  • Keep yourself busy with activities to distract from the shakes.
  • Prioritize sleep to help your body heal.
  • Lean on a support network of friends, family or support groups.
  • Continue with a structured recovery program to maintain progress.

These strategies will help the shakes to be as short and mild as possible when combined with medical treatments, but they are not a substitute for seeking professional help during detox.

Seeking Professional Help for Alcohol Withdrawal in Missouri

If you or a loved one is struggling with alcohol shakes and withdrawal in Missouri, it’s important to seek professional help. A whole-person approach that addresses physical, emotional, psychological and spiritual needs is crucial for a successful recovery.

At The Recovery Village Kansas City in Missouri, we understand the difficulties you face in confronting addiction and are here to support you every step of the way. To learn more about how our caring staff and safe, comfortable facilities can help you achieve your goals, please contact us today! Your path to a healthier, alcohol-free life can start right now.

Sources

Berman, Jacob. “Alcohol withdrawal.” February 28, 2023. Accessed November 10, 2023.

Bayard, Max; Mcintyre, Jonah; & et al. “Alcohol Withdrawal Syndrome.” American Family Physician, 2004. Accessed November 10, 2023.

MedlinePlus. “Alcohol.” March 22, 2022. Accessed November 10, 2023.

Newman, Richard K.; Gallagher, Megan A. Stobart; & Gomez, Anna E. “Alcohol Withdrawal.” StatPearls, July 21, 2023. Accessed November 10, 2023.
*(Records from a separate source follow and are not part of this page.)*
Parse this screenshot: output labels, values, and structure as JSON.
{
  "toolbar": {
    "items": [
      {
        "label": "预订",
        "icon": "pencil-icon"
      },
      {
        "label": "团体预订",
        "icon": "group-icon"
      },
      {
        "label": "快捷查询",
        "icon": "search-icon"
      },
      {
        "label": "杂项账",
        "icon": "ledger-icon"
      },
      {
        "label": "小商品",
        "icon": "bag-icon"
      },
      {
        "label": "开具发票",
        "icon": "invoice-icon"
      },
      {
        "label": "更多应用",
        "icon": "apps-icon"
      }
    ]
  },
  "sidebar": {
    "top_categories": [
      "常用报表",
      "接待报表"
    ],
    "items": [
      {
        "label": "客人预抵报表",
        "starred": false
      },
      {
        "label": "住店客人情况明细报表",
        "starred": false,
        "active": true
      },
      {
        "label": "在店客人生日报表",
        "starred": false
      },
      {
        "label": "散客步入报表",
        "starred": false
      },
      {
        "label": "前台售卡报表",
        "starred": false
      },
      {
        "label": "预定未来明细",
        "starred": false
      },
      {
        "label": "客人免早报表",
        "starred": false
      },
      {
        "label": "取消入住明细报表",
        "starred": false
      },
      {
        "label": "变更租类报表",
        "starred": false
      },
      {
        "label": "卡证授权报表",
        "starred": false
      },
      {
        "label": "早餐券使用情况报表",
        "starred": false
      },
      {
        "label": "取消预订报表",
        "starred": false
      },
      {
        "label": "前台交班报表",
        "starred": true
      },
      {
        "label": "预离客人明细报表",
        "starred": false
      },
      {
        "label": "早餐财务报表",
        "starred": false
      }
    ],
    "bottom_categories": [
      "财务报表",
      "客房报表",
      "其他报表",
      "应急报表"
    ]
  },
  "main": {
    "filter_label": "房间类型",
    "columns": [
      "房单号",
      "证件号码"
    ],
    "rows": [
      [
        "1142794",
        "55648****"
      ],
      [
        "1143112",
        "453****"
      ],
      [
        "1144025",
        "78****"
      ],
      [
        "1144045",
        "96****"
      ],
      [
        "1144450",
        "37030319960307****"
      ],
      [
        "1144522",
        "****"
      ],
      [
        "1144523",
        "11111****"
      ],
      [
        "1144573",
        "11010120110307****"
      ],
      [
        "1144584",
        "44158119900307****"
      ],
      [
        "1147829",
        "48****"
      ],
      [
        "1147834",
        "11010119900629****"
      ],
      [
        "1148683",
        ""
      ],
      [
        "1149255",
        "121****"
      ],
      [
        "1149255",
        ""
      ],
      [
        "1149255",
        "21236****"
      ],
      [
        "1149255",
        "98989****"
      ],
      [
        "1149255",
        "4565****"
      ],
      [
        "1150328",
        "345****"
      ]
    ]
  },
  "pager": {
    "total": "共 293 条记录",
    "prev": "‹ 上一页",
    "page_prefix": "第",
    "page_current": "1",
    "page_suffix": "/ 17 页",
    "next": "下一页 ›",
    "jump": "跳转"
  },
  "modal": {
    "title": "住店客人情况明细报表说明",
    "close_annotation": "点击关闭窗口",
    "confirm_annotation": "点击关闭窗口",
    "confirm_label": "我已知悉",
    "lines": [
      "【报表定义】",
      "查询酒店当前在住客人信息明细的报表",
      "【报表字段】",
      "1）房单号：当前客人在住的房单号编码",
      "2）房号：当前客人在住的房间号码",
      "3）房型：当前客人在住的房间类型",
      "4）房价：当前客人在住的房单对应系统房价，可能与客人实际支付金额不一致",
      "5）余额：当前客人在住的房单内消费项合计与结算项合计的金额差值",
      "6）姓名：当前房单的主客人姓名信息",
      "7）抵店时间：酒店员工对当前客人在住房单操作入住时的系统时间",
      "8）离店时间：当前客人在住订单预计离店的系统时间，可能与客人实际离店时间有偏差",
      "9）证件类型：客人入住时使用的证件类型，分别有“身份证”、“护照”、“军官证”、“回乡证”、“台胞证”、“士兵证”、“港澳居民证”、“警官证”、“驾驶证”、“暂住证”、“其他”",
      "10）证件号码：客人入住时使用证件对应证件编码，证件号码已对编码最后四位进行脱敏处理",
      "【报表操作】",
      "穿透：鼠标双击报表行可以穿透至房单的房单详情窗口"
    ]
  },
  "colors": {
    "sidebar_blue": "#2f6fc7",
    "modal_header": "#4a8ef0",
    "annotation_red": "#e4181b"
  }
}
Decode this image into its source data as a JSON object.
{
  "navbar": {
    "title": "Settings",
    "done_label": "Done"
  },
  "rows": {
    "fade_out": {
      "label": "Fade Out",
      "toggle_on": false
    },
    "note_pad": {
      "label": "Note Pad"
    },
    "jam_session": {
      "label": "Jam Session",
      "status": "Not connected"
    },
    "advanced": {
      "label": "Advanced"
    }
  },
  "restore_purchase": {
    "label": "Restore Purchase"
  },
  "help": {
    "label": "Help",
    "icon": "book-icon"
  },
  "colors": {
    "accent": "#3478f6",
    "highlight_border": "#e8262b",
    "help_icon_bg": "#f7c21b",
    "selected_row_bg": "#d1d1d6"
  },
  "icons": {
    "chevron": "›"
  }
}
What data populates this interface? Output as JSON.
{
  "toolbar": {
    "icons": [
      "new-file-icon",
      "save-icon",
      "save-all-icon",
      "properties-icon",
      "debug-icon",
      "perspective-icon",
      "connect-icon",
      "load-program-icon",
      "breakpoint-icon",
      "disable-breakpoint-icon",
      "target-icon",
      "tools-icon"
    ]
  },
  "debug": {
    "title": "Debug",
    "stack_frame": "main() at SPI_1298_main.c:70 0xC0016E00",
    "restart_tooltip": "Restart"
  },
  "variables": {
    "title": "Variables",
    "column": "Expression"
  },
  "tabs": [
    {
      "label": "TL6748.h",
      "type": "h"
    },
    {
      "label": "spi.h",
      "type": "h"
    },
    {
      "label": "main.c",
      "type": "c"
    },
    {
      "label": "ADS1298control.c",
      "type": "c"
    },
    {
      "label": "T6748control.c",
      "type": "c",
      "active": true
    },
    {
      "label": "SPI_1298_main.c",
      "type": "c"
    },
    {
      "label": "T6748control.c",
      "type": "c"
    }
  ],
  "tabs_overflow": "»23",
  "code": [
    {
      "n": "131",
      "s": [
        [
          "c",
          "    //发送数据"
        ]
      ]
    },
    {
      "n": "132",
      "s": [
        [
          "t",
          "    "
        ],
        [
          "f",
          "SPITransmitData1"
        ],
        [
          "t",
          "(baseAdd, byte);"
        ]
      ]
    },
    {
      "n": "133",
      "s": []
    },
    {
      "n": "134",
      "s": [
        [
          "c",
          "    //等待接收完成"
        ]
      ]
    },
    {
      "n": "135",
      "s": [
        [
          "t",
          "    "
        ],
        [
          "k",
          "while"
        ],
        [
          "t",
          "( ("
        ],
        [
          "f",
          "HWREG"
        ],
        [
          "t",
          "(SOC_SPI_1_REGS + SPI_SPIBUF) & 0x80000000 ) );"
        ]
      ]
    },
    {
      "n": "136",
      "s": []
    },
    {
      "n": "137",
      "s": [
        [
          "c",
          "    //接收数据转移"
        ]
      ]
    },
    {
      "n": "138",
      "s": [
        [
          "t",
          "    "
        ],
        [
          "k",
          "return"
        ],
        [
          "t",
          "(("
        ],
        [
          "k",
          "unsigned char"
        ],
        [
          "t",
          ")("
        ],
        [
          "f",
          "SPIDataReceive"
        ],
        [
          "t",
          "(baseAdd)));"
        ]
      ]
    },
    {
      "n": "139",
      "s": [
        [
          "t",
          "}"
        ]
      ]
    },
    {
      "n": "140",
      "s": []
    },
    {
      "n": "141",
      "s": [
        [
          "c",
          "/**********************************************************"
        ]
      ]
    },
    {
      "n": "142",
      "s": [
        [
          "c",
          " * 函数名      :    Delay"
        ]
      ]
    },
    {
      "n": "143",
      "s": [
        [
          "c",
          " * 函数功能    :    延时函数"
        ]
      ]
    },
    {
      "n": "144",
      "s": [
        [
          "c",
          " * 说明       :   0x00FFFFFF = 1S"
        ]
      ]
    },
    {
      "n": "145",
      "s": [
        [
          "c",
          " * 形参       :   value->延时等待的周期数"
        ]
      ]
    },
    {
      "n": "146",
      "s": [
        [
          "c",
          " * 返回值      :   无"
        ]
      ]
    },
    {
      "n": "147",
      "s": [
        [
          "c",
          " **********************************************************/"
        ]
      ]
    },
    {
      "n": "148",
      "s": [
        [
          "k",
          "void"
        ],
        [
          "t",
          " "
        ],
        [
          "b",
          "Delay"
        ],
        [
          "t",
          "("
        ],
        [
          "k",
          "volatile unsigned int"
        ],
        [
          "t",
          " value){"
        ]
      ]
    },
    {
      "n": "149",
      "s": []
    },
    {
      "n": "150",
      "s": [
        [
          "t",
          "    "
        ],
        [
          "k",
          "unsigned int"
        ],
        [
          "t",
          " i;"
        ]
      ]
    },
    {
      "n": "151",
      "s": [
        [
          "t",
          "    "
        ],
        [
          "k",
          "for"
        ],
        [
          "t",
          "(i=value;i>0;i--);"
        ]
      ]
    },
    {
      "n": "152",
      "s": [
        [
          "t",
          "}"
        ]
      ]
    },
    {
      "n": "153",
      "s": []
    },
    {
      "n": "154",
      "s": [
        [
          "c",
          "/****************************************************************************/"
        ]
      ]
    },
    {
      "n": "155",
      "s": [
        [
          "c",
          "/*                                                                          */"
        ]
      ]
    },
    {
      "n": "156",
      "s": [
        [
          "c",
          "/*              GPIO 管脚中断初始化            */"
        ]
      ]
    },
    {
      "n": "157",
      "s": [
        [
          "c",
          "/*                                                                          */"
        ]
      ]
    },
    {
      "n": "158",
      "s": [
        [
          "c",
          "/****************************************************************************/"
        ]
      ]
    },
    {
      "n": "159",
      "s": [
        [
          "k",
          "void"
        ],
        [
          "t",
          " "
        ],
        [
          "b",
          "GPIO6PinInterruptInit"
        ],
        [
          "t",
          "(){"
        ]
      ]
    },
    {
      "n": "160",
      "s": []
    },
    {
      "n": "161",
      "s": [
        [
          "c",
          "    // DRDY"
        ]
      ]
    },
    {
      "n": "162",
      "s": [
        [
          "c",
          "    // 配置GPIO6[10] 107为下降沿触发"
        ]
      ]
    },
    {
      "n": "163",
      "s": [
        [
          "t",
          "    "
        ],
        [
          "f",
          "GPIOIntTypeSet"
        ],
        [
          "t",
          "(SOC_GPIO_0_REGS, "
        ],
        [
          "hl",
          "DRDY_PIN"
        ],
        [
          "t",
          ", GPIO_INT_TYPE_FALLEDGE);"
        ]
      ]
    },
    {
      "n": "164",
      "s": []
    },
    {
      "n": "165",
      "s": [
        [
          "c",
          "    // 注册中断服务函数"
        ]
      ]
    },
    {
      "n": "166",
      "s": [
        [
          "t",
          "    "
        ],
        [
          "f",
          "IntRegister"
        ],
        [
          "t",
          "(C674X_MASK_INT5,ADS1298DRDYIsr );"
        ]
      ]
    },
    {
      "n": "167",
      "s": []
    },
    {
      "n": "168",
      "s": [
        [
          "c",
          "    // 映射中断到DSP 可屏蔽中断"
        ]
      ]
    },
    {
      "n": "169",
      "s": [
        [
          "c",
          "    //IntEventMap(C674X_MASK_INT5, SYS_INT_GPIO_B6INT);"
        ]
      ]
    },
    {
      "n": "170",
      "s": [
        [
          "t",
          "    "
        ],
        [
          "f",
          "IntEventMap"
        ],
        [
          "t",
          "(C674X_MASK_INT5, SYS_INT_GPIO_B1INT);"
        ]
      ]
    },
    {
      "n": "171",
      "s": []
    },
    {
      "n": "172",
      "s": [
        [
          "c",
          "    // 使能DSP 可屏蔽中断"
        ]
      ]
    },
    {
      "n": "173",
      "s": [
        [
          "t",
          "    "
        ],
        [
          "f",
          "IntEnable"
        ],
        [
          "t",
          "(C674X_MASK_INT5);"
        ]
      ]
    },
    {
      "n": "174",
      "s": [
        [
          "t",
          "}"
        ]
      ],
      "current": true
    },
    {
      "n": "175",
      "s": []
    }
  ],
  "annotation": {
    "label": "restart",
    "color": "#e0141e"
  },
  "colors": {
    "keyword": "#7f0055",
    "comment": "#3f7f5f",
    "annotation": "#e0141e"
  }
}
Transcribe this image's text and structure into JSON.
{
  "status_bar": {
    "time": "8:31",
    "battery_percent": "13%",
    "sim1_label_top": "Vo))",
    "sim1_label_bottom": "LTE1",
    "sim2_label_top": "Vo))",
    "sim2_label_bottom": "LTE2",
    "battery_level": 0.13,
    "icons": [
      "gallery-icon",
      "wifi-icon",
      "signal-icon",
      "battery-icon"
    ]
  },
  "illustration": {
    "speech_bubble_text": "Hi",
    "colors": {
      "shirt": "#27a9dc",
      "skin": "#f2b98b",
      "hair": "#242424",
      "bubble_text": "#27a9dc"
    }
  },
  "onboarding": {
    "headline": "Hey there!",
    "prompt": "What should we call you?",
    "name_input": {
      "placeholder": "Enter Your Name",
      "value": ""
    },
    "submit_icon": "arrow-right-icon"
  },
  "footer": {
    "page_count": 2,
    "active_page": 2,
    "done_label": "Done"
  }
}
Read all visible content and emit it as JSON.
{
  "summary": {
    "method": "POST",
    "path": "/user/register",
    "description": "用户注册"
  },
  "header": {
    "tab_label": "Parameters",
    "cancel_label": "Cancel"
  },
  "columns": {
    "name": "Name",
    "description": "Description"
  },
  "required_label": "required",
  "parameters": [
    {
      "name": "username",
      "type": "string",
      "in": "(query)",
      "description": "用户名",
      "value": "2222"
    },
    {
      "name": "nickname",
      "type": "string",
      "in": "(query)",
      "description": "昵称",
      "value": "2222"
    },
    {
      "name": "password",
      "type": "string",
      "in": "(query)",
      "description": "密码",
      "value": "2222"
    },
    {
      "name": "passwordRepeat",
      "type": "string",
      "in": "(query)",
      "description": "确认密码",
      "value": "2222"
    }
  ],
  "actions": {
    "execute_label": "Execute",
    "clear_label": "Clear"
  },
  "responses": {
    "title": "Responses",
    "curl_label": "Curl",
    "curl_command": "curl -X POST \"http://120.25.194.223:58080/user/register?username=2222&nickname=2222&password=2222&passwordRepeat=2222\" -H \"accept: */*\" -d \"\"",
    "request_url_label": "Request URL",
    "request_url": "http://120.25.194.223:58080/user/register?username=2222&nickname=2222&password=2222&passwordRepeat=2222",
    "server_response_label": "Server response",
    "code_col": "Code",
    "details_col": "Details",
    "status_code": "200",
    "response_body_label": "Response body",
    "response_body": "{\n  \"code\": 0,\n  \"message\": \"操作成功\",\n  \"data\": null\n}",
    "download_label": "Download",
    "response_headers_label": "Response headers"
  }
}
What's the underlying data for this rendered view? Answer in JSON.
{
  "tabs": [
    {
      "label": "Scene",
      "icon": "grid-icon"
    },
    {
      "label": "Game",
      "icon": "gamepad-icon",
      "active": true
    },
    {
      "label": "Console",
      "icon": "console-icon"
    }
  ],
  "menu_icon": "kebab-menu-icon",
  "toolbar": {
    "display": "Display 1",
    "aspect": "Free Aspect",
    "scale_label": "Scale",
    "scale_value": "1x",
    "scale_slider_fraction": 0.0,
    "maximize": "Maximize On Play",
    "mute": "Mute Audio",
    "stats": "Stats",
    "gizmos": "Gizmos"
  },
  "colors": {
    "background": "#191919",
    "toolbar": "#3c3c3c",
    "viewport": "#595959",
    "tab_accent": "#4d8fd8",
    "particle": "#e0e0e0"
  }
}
Huebner, Robert B. & Kantor, Lori Wolfgang. “Advances in Alcoholism Treatment.” Alcohol Research & Health, 2011. Accessed November 10, 2023.